Lo Stato Islamico sta tessendo un’alleanza con il Fronte Al-Nusra, il più grande affiliato di Al-Qaeda in Siria, contro una coalizione (guidata dagli Stati Uniti) che prosegue i bombardamenti contro le posizioni jihadiste.
Jabhat al-Nusra ha dovuto affrontare una crescente pressione dai propri membri per riconciliarsi con il suo rivale Stato Islamico e formare un fronte unito contro gli attacchi aerei, iniziati in Siria la scorsa settimana.
Joining forces with IS would require Nusra Front members to pledge loyalty to the group, which has declared a caliphate in territory it controls in those countries. This would effectively put an end to the Nusra Front, fighters in the group say.
Long one of the most effective forces fighting Syrian President Bashar Assad, Nusra Front was weakened this year by battles with Islamic State, an Al-Qaida splinter group that routinely employs ruthless methods such as beheadings and mass executions. The two share the same ideology and rigid Islamic beliefs, but fell out during a power struggle that pitted IS head Abu Bakr al-Baghdadi against Al-Qaida chief Ayman al-Zawahri and Nusra Front leader Abu Mohammed al-Golani.
But the U.S.-led air and missile strikes, which have hit Nusra Front as well as Islamic State bases in Syria, have angered many Nusra members who say the West and its allies have joined forces in a “crusader” campaign against Islam.
According to a report in The Guardian, Nusra Front units in north Syria have made peace with the Islamic State, and a senior source told the newspaper that leaders of both groups are holding war planning meetings, although they have yet to formally join forces.
Sources close to Islamic State told Reuters that some Nusra fighters were joining them after the strikes and there was a growing sense among many that it was time to put their differences aside.
Others think a formal merger is unlikely. “There are hardline voices inside Nusra who are pushing for reconciliation with Islamic State,” a source close to Nusra’s leadership said, though he doubted it would happen. “I know Golani. He would never reconcile with Islamic State. If he ever does it, it would be in a direct order from the leadership, and that is al-Zawahri himself.”
However, one Islamic State fighter said he believed there was an “80 percent chance that the brothers of Nusra will join the State.”
The Syrian Observatory for Human Rights, a Britain-based monitoring group, said on Friday over 200 fighters had joined Islamic State in the northern Aleppo area, many from the Nusra Front, since U.S. President Barack Obama said he was prepared to strike the group in Syria.

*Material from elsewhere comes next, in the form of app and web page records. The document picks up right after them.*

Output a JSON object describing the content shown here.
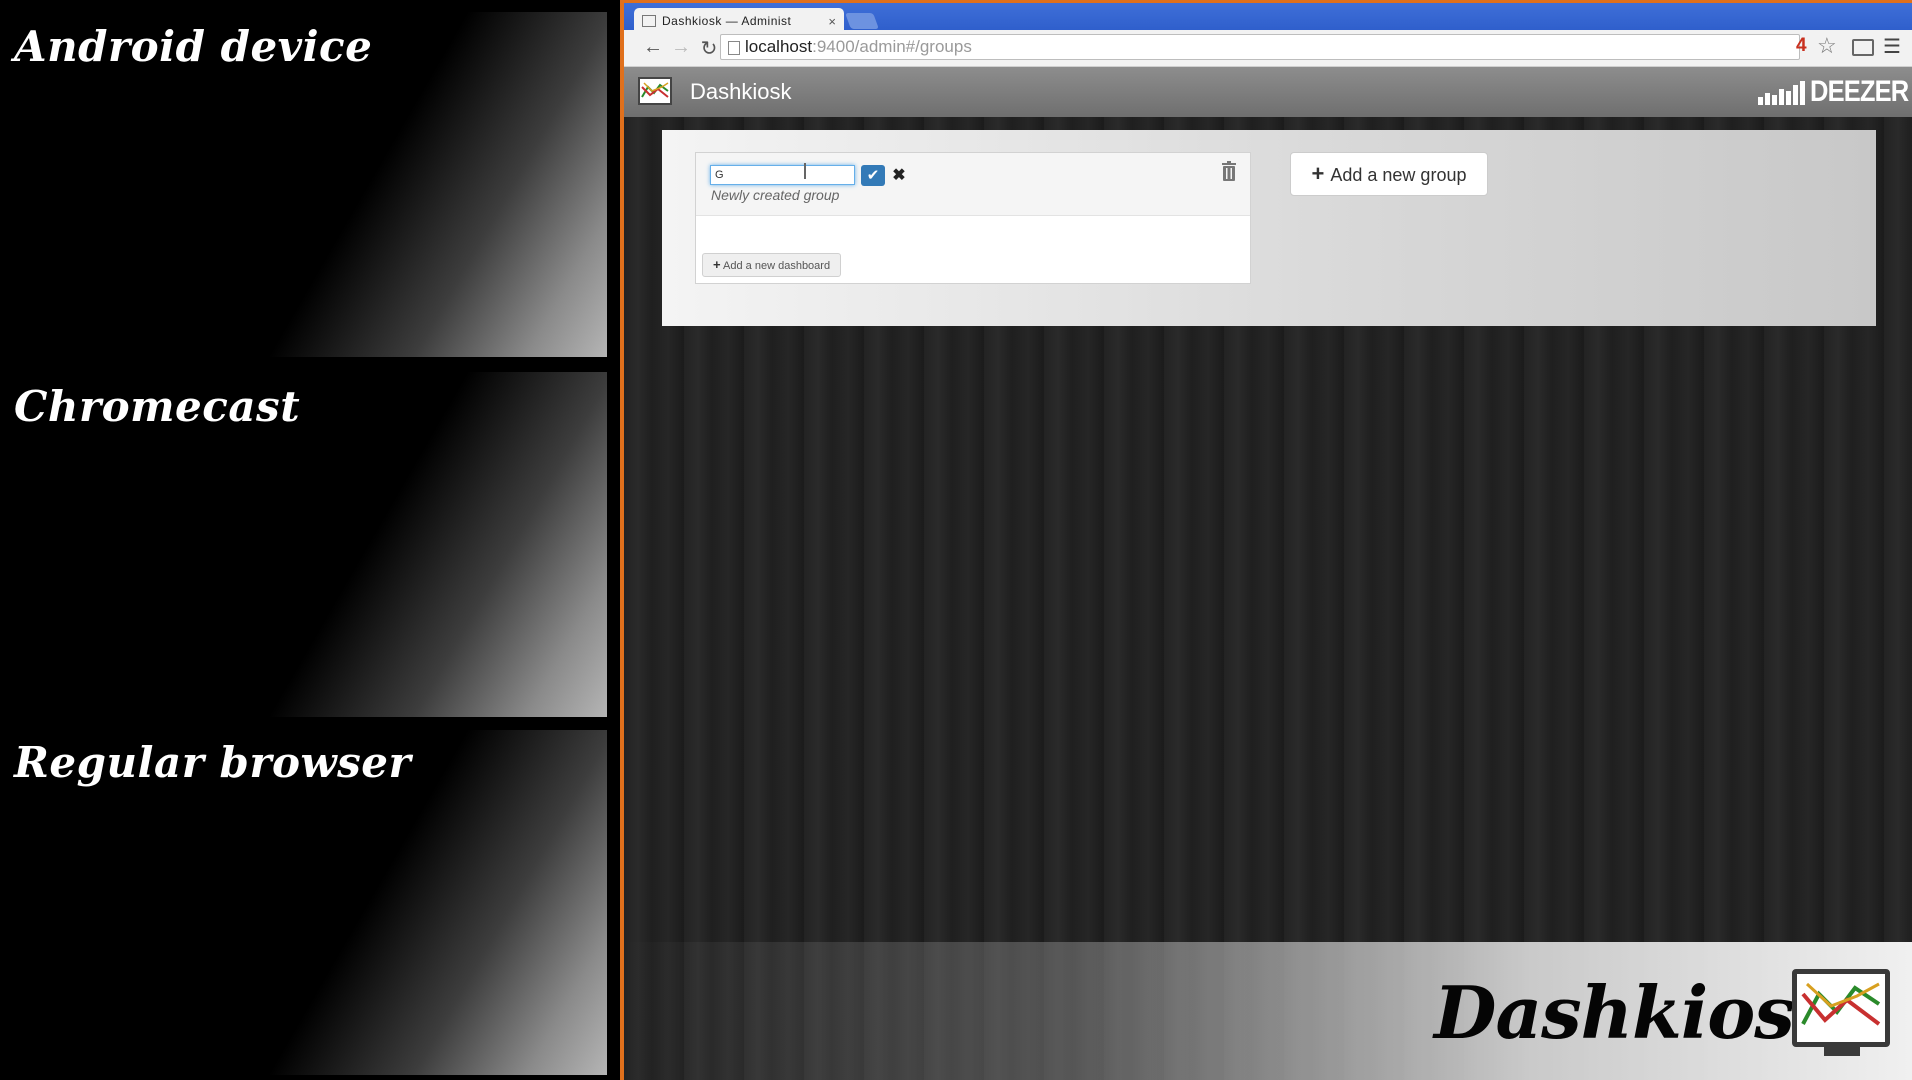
{
  "previews": [
    {
      "label": "Android device"
    },
    {
      "label": "Chromecast"
    },
    {
      "label": "Regular browser"
    }
  ],
  "browser": {
    "tab_title": "Dashkiosk — Administ",
    "tab_close": "×",
    "url_host": "localhost",
    "url_path": ":9400/admin#/groups",
    "extension_badge": "4"
  },
  "app": {
    "title": "Dashkiosk",
    "brand": "DEEZER"
  },
  "group": {
    "name_value": "G",
    "description": "Newly created group",
    "add_dashboard_label": "Add a new dashboard"
  },
  "actions": {
    "add_group_label": "Add a new group"
  },
  "branding": {
    "title": "Dashkiosk"
  },
  "colors": {
    "accent_orange": "#e0701c",
    "tab_strip_blue": "#2f5fcc",
    "confirm_blue": "#337ab7"
  }
}
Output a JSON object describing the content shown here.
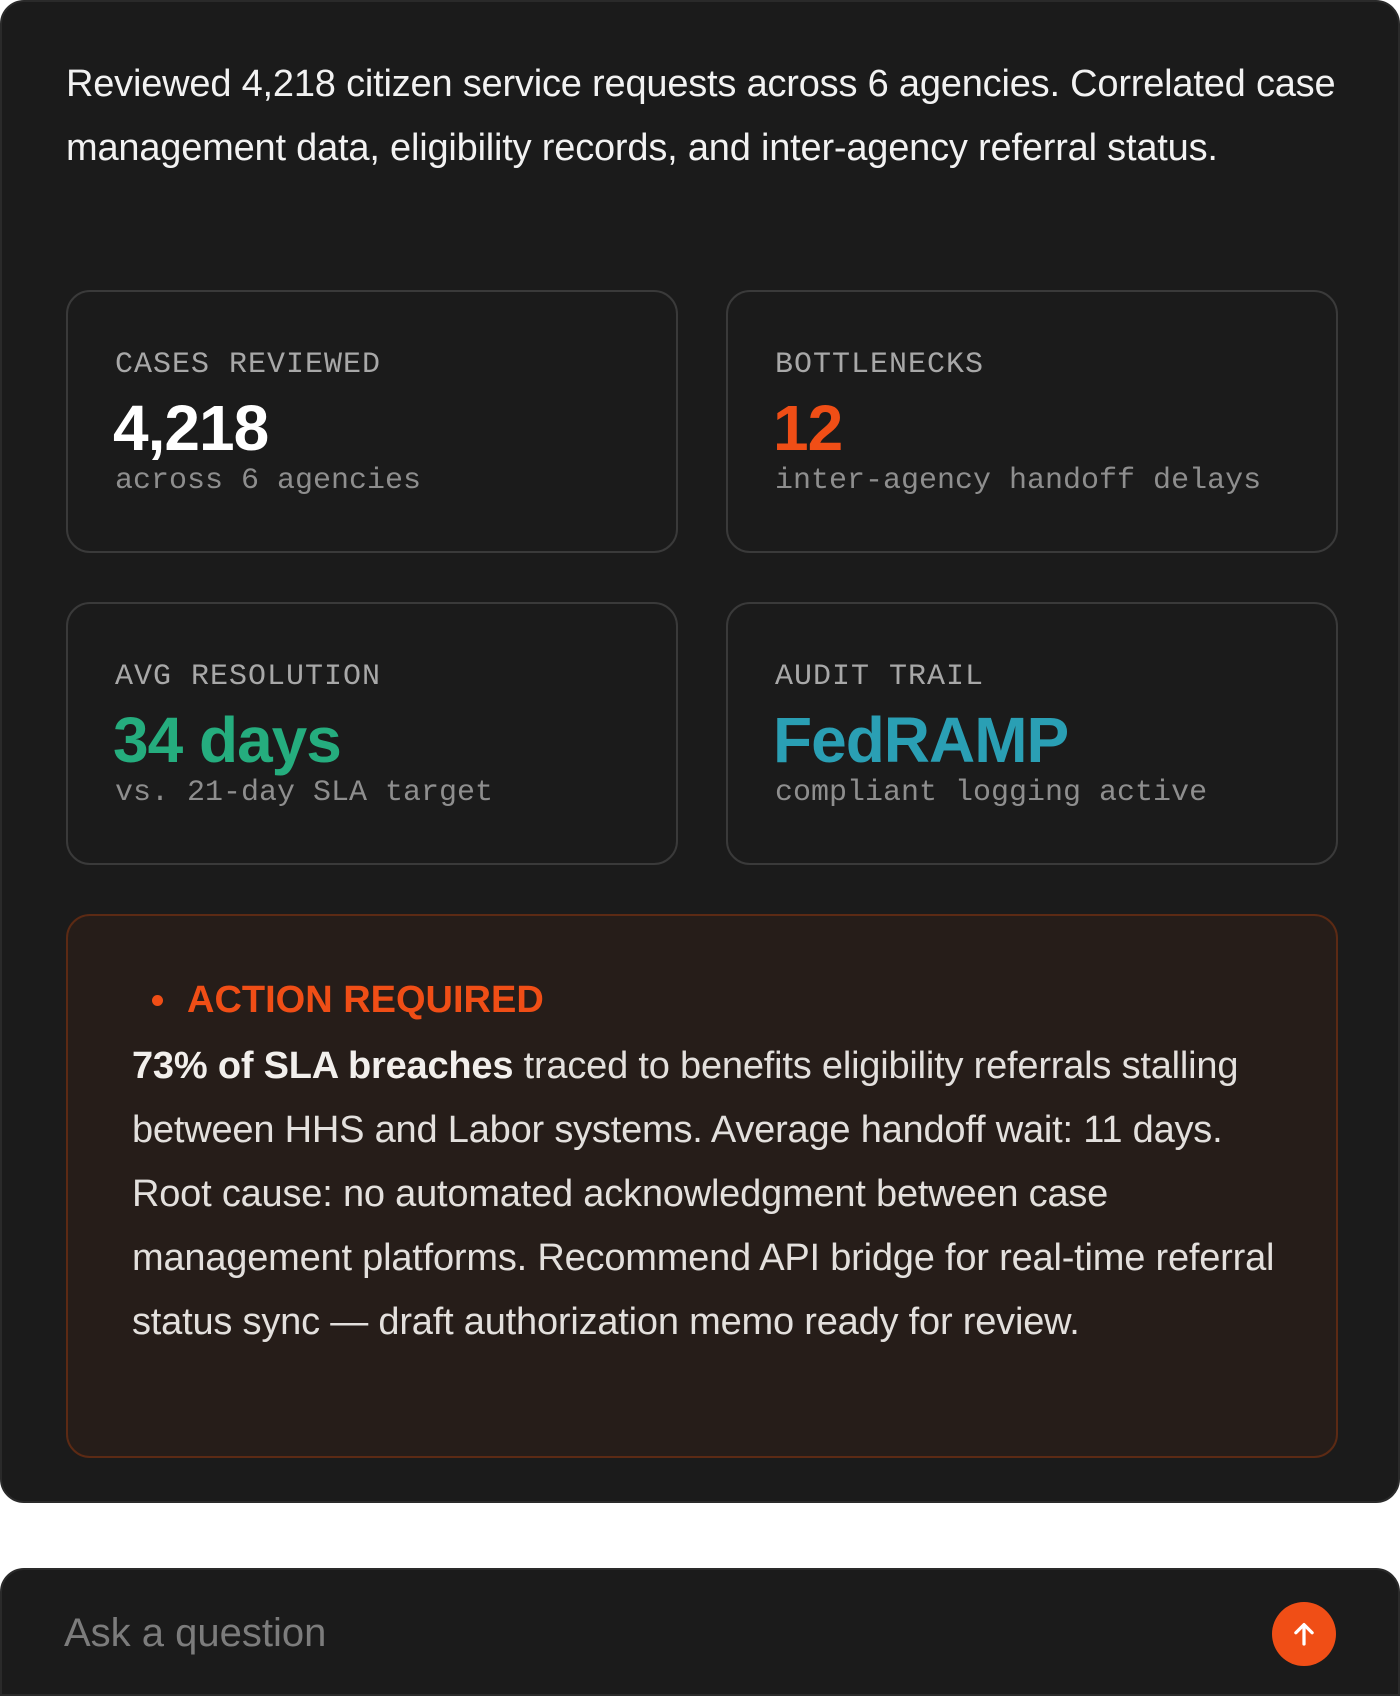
{
  "colors": {
    "background": "#1b1b1b",
    "primary_text": "#f2f2f2",
    "muted_text": "#8e8e8e",
    "accent_orange": "#f04e16",
    "accent_green": "#25ad7e",
    "accent_teal": "#2a9fb4",
    "alert_background": "#261d19",
    "alert_border": "#5c2a14"
  },
  "summary": {
    "text": "Reviewed 4,218 citizen service requests across 6 agencies. Correlated case management data, eligibility records, and inter-agency referral status."
  },
  "metrics": [
    {
      "label": "CASES REVIEWED",
      "value": "4,218",
      "sub": "across 6 agencies",
      "value_color": "#ffffff"
    },
    {
      "label": "BOTTLENECKS",
      "value": "12",
      "sub": "inter-agency handoff delays",
      "value_color": "#f04e16"
    },
    {
      "label": "AVG RESOLUTION",
      "value": "34 days",
      "sub": "vs. 21-day SLA target",
      "value_color": "#25ad7e"
    },
    {
      "label": "AUDIT TRAIL",
      "value": "FedRAMP",
      "sub": "compliant logging active",
      "value_color": "#2a9fb4"
    }
  ],
  "alert": {
    "title": "ACTION REQUIRED",
    "title_color": "#f04e16",
    "bold_lead": "73% of SLA breaches",
    "body": " traced to benefits eligibility referrals stalling between HHS and Labor systems. Average handoff wait: 11 days. Root cause: no automated acknowledgment between case management platforms. Recommend API bridge for real-time referral status sync — draft authorization memo ready for review."
  },
  "composer": {
    "placeholder": "Ask a question",
    "send_icon": "arrow-up-icon",
    "send_color": "#f04e16"
  }
}
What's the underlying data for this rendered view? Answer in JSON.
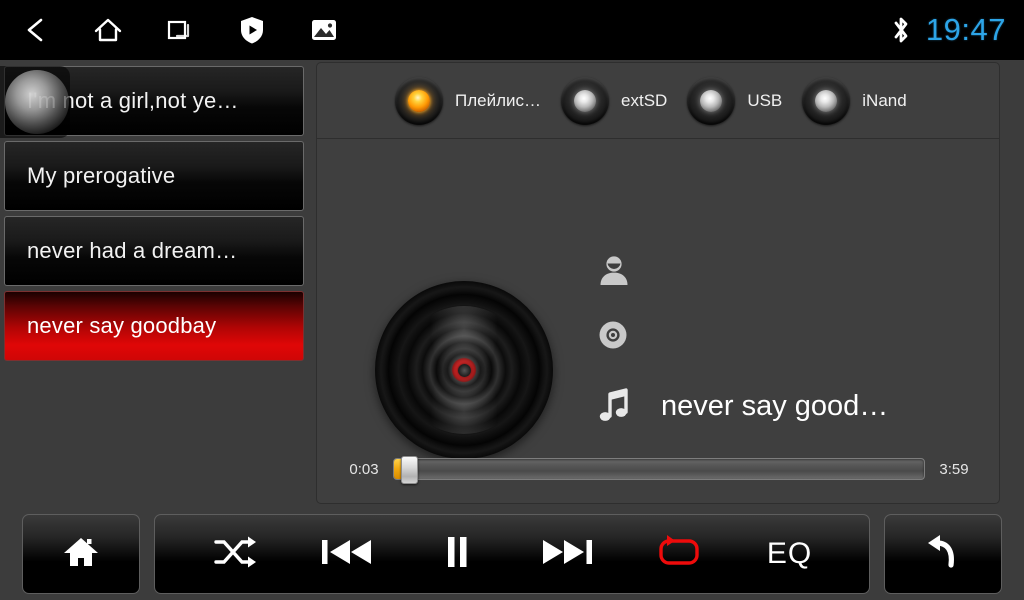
{
  "statusbar": {
    "nav_icons": [
      {
        "name": "back-icon",
        "label": "Back"
      },
      {
        "name": "home-icon",
        "label": "Home"
      },
      {
        "name": "recents-icon",
        "label": "Recent apps"
      },
      {
        "name": "shield-play-icon",
        "label": "Protection"
      },
      {
        "name": "gallery-icon",
        "label": "Gallery"
      }
    ],
    "bluetooth_icon": "bluetooth-icon",
    "clock": "19:47",
    "clock_color": "#2da5e8"
  },
  "playlist": {
    "items": [
      {
        "title": "I'm not a girl,not ye…",
        "selected": false,
        "pressed": true
      },
      {
        "title": "My prerogative",
        "selected": false,
        "pressed": false
      },
      {
        "title": "never had a dream…",
        "selected": false,
        "pressed": false
      },
      {
        "title": "never say goodbay",
        "selected": true,
        "pressed": false
      }
    ],
    "selected_color": "#e00707"
  },
  "sources": {
    "tabs": [
      {
        "label": "Плейлис…",
        "active": true
      },
      {
        "label": "extSD",
        "active": false
      },
      {
        "label": "USB",
        "active": false
      },
      {
        "label": "iNand",
        "active": false
      }
    ],
    "active_led_color": "#ff9b05",
    "inactive_led_color": "#e8e8e8"
  },
  "now_playing": {
    "artist": "",
    "album": "",
    "title": "never say good…",
    "artist_icon": "person-icon",
    "album_icon": "disc-icon",
    "title_icon": "music-note-icon",
    "disc_icon": "vinyl-disc"
  },
  "progress": {
    "elapsed": "0:03",
    "total": "3:59",
    "percent": 1.3,
    "fill_color": "#f0a810"
  },
  "controls": {
    "home": {
      "label": "Home",
      "icon": "home-filled-icon"
    },
    "shuffle": {
      "label": "Shuffle",
      "icon": "shuffle-icon"
    },
    "previous": {
      "label": "Previous",
      "icon": "previous-track-icon"
    },
    "pause": {
      "label": "Pause",
      "icon": "pause-icon"
    },
    "next": {
      "label": "Next",
      "icon": "next-track-icon"
    },
    "repeat": {
      "label": "Repeat",
      "icon": "repeat-icon",
      "active": true,
      "color": "#ee0b0b"
    },
    "eq": {
      "label": "EQ",
      "icon": "equalizer-label"
    },
    "back": {
      "label": "Back",
      "icon": "return-arrow-icon"
    }
  }
}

In an audio message posted on militant forums on Thursday, a senior Al-Qaida figure warned Muslims against joining Islamic State and called on fighters in Syria to “rescue the ship of jihad, and reach it before it deviates from its course.”
The message from Muhammad bin Mahmoud Rabie al Bahtiyti told fighters in Syria to avoid infighting and fanaticism, the SITE monitoring service said.
Even before the air strikes, Nusra Front was losing fighters to Islamic State, which is seen as more organized and determined to impose Islamic rule.
“This goes without saying, this is a crusader war that includes all infidel nations against the Islamic State,” said Nusra Front commander Abu Mussab al-Makdessi in a voice message posted in jihadi forums online in response to a question from an Islamist about the group’s reaction to the strikes.
“Regardless of what happened between us, they remain our brothers, and the ideological bond between us is stronger than anything. We are ready to fight by their side … our blood is their blood.”
One former Nusra fighter inside Syria said the air strikes had strengthened Islamic State’s position even further. “Nusra is in a very difficult situation. I think now it should just announce the end of itself. Zawahri has to be brave,” he told Reuters. “It is no longer like the old days. He needs to understand this. This is a new era with a caliph,” he said.